  • ITC Trends Medical Device Companies Should Know About

    Shara L. Aranoff

    While observers were focused on the rapid rise of smartphone-related Section 337 litigation and its sudden fall-off after 2011, the number of U.S. International Trade Commission cases involving medical devices has quietly doubled, with almost one case in every 10 featuring a medical device, says Shara L. Aranoff, counsel with Covington & Burling LLP and former chairwoman of the ITC.

  • What's In A Name? When 'Just Mayo' Isn't 'Mayonnaise'

    Christopher G. Van Gundy

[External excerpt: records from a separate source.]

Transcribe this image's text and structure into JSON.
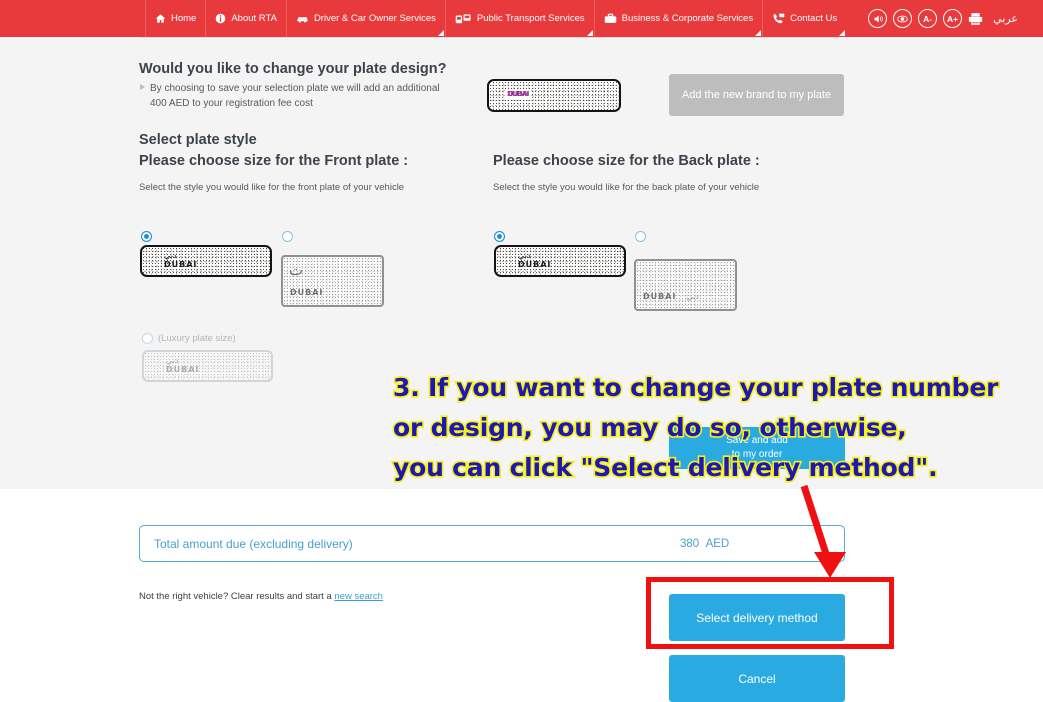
{
  "nav": {
    "items": [
      {
        "label": "Home",
        "icon": "home-icon",
        "caret": false
      },
      {
        "label": "About RTA",
        "icon": "info-icon",
        "caret": false
      },
      {
        "label": "Driver & Car Owner Services",
        "icon": "car-icon",
        "caret": true
      },
      {
        "label": "Public Transport Services",
        "icon": "bus-icon",
        "caret": true
      },
      {
        "label": "Business & Corporate Services",
        "icon": "briefcase-icon",
        "caret": true
      },
      {
        "label": "Contact Us",
        "icon": "phone-icon",
        "caret": true
      }
    ],
    "tools": [
      {
        "name": "sound-icon",
        "label": ""
      },
      {
        "name": "eye-icon",
        "label": ""
      },
      {
        "name": "decrease-font-icon",
        "label": "A-"
      },
      {
        "name": "increase-font-icon",
        "label": "A+"
      },
      {
        "name": "print-icon",
        "label": ""
      }
    ],
    "arabic_label": "عربي",
    "bar_color": "#e8393c"
  },
  "design_section": {
    "heading": "Would you like to change your plate design?",
    "bullet_text": "By choosing to save your selection plate we will add an additional 400 AED to your registration fee cost",
    "brand_button_label": "Add the new brand to my plate",
    "plate_preview_city": "DUBAI"
  },
  "style_section": {
    "heading": "Select plate style",
    "front": {
      "title": "Please choose size for the Front plate :",
      "note": "Select the style you would like for the front plate of your vehicle",
      "options": [
        {
          "name": "front-long-plate",
          "selected": true,
          "shape": "long"
        },
        {
          "name": "front-square-plate",
          "selected": false,
          "shape": "square"
        },
        {
          "name": "front-luxury-plate",
          "selected": false,
          "shape": "long",
          "label": "(Luxury plate size)",
          "disabled": true
        }
      ]
    },
    "back": {
      "title": "Please choose size for the Back plate :",
      "note": "Select the style you would like for the back plate of your vehicle",
      "options": [
        {
          "name": "back-long-plate",
          "selected": true,
          "shape": "long"
        },
        {
          "name": "back-square-plate",
          "selected": false,
          "shape": "square"
        }
      ]
    },
    "plate_city_label": "DUBAI"
  },
  "annotation": {
    "line1": "3. If you want to change your plate number",
    "line2": "or design, you may do so, otherwise,",
    "line3": "you can click \"Select delivery method\".",
    "text_color": "#1d18b5",
    "outline_color": "#f5f016",
    "arrow_color": "#ef1111",
    "highlight_box_color": "#ef1111"
  },
  "obscured_button": {
    "label_line1": "Save and add",
    "label_line2": "to my order"
  },
  "totals": {
    "label": "Total amount due (excluding delivery)",
    "amount": "380",
    "currency": "AED",
    "accent_color": "#4a9fd0"
  },
  "footer": {
    "note_prefix": "Not the right vehicle? Clear results and start a ",
    "link_label": "new search",
    "primary_button": "Select delivery method",
    "cancel_button": "Cancel",
    "button_color": "#29abe2"
  }
}
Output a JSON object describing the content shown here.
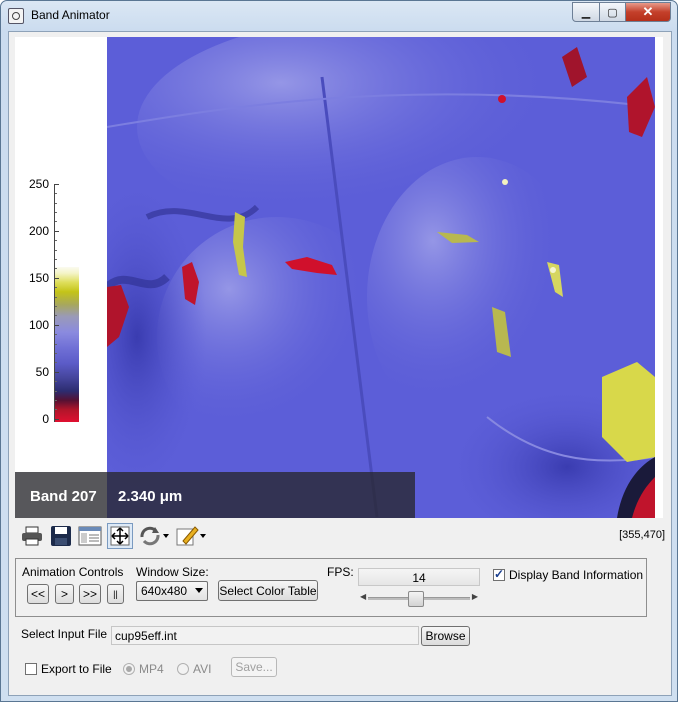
{
  "window": {
    "title": "Band Animator",
    "controls": {
      "minimize": "▁",
      "maximize": "▢",
      "close": "✕"
    }
  },
  "colorbar": {
    "ticks": [
      "250",
      "200",
      "150",
      "100",
      "50",
      "0"
    ]
  },
  "overlay": {
    "band_label": "Band 207",
    "wavelength": "2.340 μm"
  },
  "toolbar": {
    "icons": [
      "printer-icon",
      "save-icon",
      "properties-icon",
      "fit-window-icon",
      "rotate-icon",
      "edit-icon"
    ]
  },
  "status": {
    "coords": "[355,470]"
  },
  "animation": {
    "group_label": "Animation Controls",
    "rewind": "<<",
    "step": ">",
    "fast_forward": ">>",
    "pause": "||"
  },
  "window_size": {
    "label": "Window Size:",
    "value": "640x480"
  },
  "color_table_button": "Select Color Table",
  "fps": {
    "label": "FPS:",
    "value": "14",
    "slider_fraction": 0.45
  },
  "display_band_info": {
    "label": "Display Band Information",
    "checked": true
  },
  "input_file": {
    "label": "Select Input File :",
    "value": "cup95eff.int",
    "browse": "Browse"
  },
  "export": {
    "label": "Export to File",
    "checked": false,
    "mp4": "MP4",
    "avi": "AVI",
    "save": "Save..."
  },
  "colors": {
    "image_base": "#5a5cd6",
    "hot": "#d0102c",
    "highlight": "#d8d84a"
  }
}
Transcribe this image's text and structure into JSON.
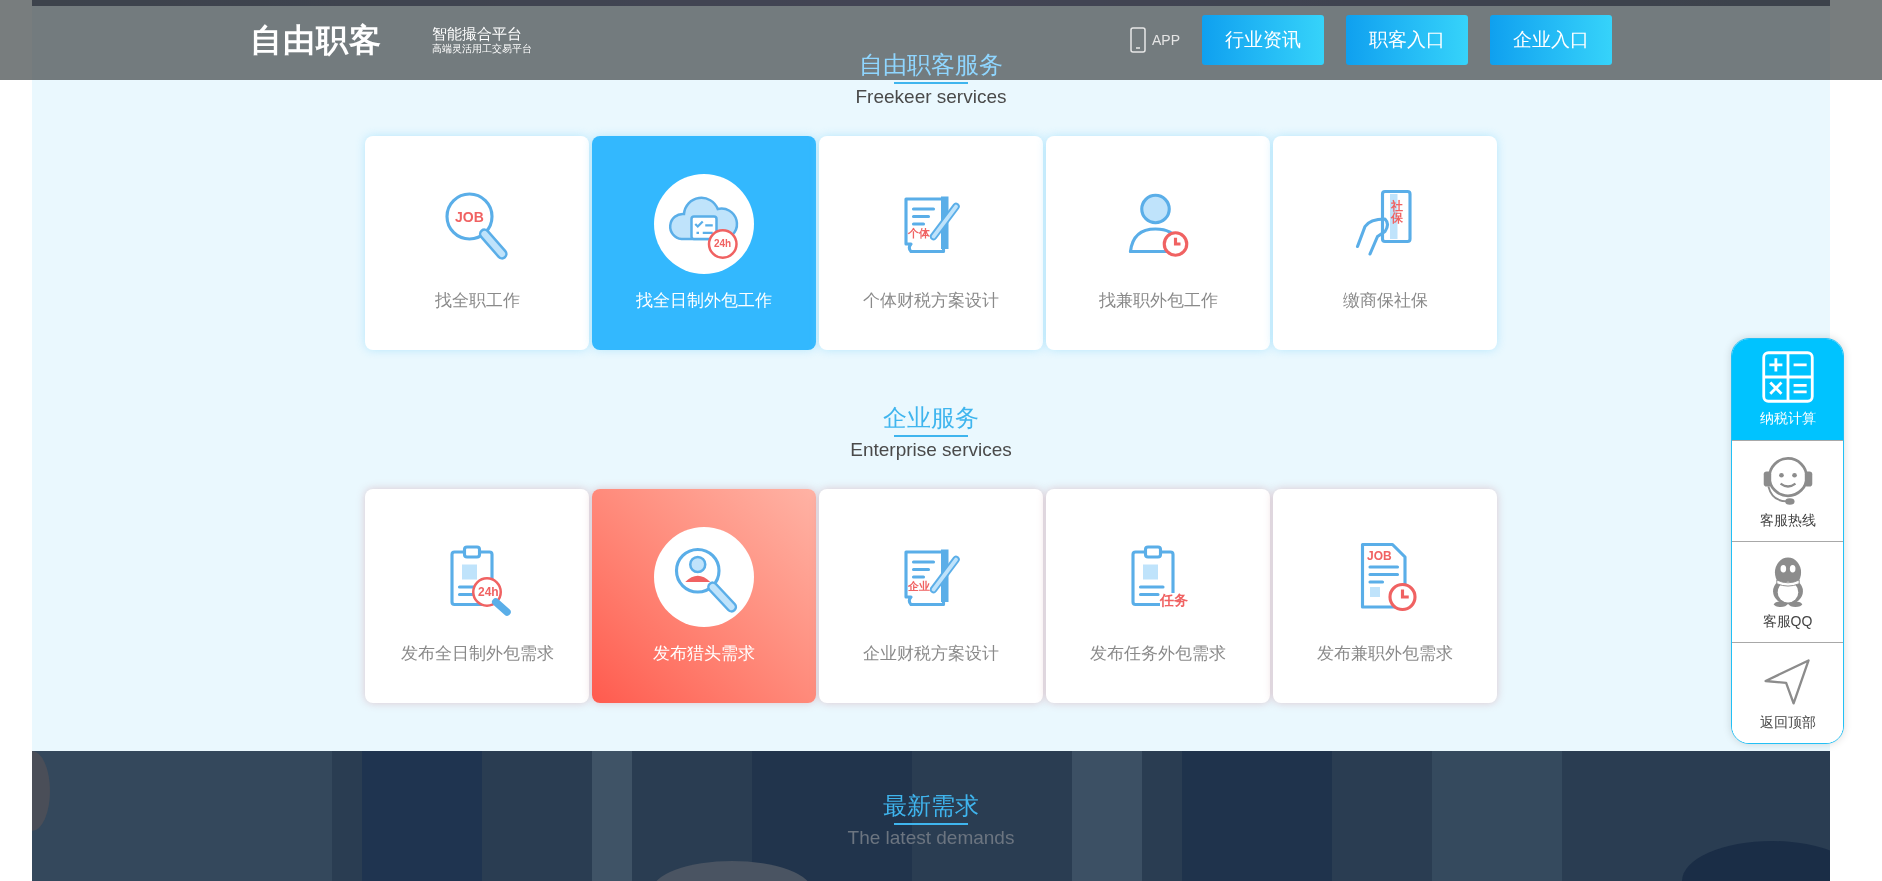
{
  "header": {
    "logo": "自由职客",
    "tagline": "智能撮合平台",
    "tagline_sub": "高端灵活用工交易平台",
    "app_label": "APP",
    "nav_buttons": [
      "行业资讯",
      "职客入口",
      "企业入口"
    ]
  },
  "sections": [
    {
      "kind": "blue",
      "title": "自由职客服务",
      "subtitle": "Freekeer services",
      "cards": [
        {
          "label": "找全职工作",
          "badge": "JOB",
          "selected": false
        },
        {
          "label": "找全日制外包工作",
          "badge": "24h",
          "selected": true
        },
        {
          "label": "个体财税方案设计",
          "badge": "个体",
          "selected": false
        },
        {
          "label": "找兼职外包工作",
          "selected": false
        },
        {
          "label": "缴商保社保",
          "badge": "社保",
          "selected": false
        }
      ]
    },
    {
      "kind": "red",
      "title": "企业服务",
      "subtitle": "Enterprise services",
      "cards": [
        {
          "label": "发布全日制外包需求",
          "badge": "24h",
          "selected": false
        },
        {
          "label": "发布猎头需求",
          "selected": true
        },
        {
          "label": "企业财税方案设计",
          "badge": "企业",
          "selected": false
        },
        {
          "label": "发布任务外包需求",
          "badge": "任务",
          "selected": false
        },
        {
          "label": "发布兼职外包需求",
          "badge": "JOB",
          "selected": false
        }
      ]
    }
  ],
  "latest": {
    "title": "最新需求",
    "subtitle": "The latest demands"
  },
  "sidebar": [
    {
      "label": "纳税计算",
      "selected": true
    },
    {
      "label": "客服热线",
      "selected": false
    },
    {
      "label": "客服QQ",
      "selected": false
    },
    {
      "label": "返回顶部",
      "selected": false
    }
  ]
}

    Unilever's false advertising lawsuit against Hampton Creek Inc.’s “Just Mayo” trademarked brand of egg-free mayo pits an established food manufacturer with beloved brands in recognized product categories against a new company seeking to redefine or create a new category and implicates important aspects of food and advertising law, including the standards of identity in food labeling, says Christopher Van Gundy of Keller and Heckman LLP.

  • Parrish V. Latham Hasn't Changed Malicious Prosecution

    T. John Fitzgibbons

    Parrish v. Latham & Watkins LLP represents no sea change in the law on malicious prosecution since the appellate court relied heavily on Slaney v. Ranger Ins. Co. The Latham court did not create a new exception, it simply followed precedent over 10 years old, say Kyle Kveton and John Fitzgibbons of Robie & Matthai APC.

  • Courts May Be Applying Gunn V. Minton Improperly

    Mark Cantor

    Since the U.S. Supreme Court’s 2013 ruling in Gunn v. Minton, an increasing number of patent issues are being decided in state courts and regional courts of appeal. This trend appears to be at odds with the system envisioned by Congress, and results from apparent misapplications of Gunn, says Mark Cantor of Brooks Kushman PC.